       The Eurasian and North American plates are moving apart at the rate of about an inch a year. There is no scree-ching halt to the oceanic plate movement due to the convection currents in the earth. The convection is akin to heating up pudding on the stove. The rising hot pudding comes to the surface then plunges back down again as it cools at the surface. 

        To witness new earth being created is, for me, amazing. After seeing the volcanos, ice, spar, and other Icelandic delights, here's that optional side trip to the Lucky Leif bridge in southwestern Iceland. It's a moment to ponder the earth's dynamic nature while straddling the two tectonic plates. Our trip would have been unabridged without it. :-) Enjoy!

        I welcome your comments, insights, and any sparring. 

      Here's to MORB excitement with all of you gab-BRO and SIS enthusiasts,

      Word Woman (aka Scientific Steph) 


Tuesday, February 4, 2014

Ooids, Pisoids, and Kidney Stones: Concentrate Concretely!

     The trip to Iceland with a discussion of plate tectonics and mid-oceanic rifts has been postponed due to snow. This week's blog will migrate to some more tropical sedimentary features like these ooids (from the Greek for egg-like). I never wondered why Dr. Allen Curran of Smith College chose to study them in the Bahamas:

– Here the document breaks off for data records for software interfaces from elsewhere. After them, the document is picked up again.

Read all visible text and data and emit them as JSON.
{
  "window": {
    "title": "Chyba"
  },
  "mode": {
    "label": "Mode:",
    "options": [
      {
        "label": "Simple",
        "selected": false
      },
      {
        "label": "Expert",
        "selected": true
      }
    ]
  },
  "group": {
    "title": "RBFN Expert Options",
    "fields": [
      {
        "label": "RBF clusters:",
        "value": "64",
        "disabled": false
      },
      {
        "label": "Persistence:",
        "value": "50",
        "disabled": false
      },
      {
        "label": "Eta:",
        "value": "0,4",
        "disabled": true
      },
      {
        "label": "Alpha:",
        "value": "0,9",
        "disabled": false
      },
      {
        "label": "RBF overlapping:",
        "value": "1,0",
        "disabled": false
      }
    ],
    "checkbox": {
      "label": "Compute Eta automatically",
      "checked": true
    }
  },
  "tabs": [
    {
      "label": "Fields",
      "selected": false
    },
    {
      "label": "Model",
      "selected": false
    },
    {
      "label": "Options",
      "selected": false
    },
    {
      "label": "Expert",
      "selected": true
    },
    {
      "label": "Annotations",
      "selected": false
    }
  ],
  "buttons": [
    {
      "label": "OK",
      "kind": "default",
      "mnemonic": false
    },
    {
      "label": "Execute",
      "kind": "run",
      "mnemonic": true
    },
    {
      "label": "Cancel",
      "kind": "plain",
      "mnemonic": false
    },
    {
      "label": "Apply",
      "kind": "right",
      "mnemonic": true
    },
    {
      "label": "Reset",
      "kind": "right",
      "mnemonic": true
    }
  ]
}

and pisoids (from the Greek word for pea-like).

      I tried to play the word ooid in a recent Scrabble game; the Official Scrabble Dictionary says it is not a word. Oo id is! Pisoid is also not acceptable~~and it's such a fun word.  .  .

     The main difference between the two sedimentary concretions is their size. Ooids are less than 2 millimeters in size and pisoids are 2 millimeters and greater in size. Ooids and pisoids are spheroidal, layered or coated grains, usually composed of calcium carbonate (CaCO3). Some pisoids and ooids contain iron (siderite for you Latin fans) or phosphates as well. They form as a series of concentric layers (see thin section below--crossed nicols or not--you be the judge!) around a nucleus of a crystal, shell fragment, or other small grain in shallow seas where the water is highly concentrated in calcium carbonate.

     And if you use a scanning electron microscope (SEM) to view ooids you will see not only the concretions that mark the growth of ooids, but also the pitting and cracking of the grains caused by various microbes:

      Three interesting things you should know about ooids and pisoids:

      (1) They have formed under different conditions called calcite seas (where low-magnesium calcite is the primary CaCO3 precipitate and which occurred during my favorite period, the Jurassic, and the Ordovician period) or aragonite seas (where aragonite and high magnesium calcite is the primary CaCO3 precipitate during most of the rest of geologic time, including now)Thus, the calcite seas are found in the early Paleozoic time period when life was relatively new and during the middle of the Mesozoic (sometimes called the Age of Dinosaurs). Both of these time periods were time periods of rapid sea-floor spreading. (Ok, a wee bit of plate tectonics today).

       (2) Ooids and pisoids generally require microbial action in their formation.

       (3) They cannot form in areas where a great deal of river runoff occurs as the ooids and pisoids need greatly concentrated waters full of CaCO3 to form. This brings us to the kidney stone tie in:

       It had not occurred to me until today that the process of ooid and pisoid concretion is similar to kidney stone formation (It even says so in Wikiipedia :-)). Kidney stones tend to form in patients with concentrated urine (no extra fresh water running in). 

       Oh, a fourth item:

       (4) Ooids and pisoids ought to be Scrabble-acceptable words. 

       And to bring this concentrated topic concretely back in focus, this view of pisoids shows the highlighted concreted layers that have been colorized to show the structure of the layers.


        Looking forward to your crystallized, concentrated comments, diluted not at all by your new-found enthusiasm for the ooid and the pisoid :-)

        Ooidally (but not pisoidally this evening),

        Word Woman (Scientific Steph)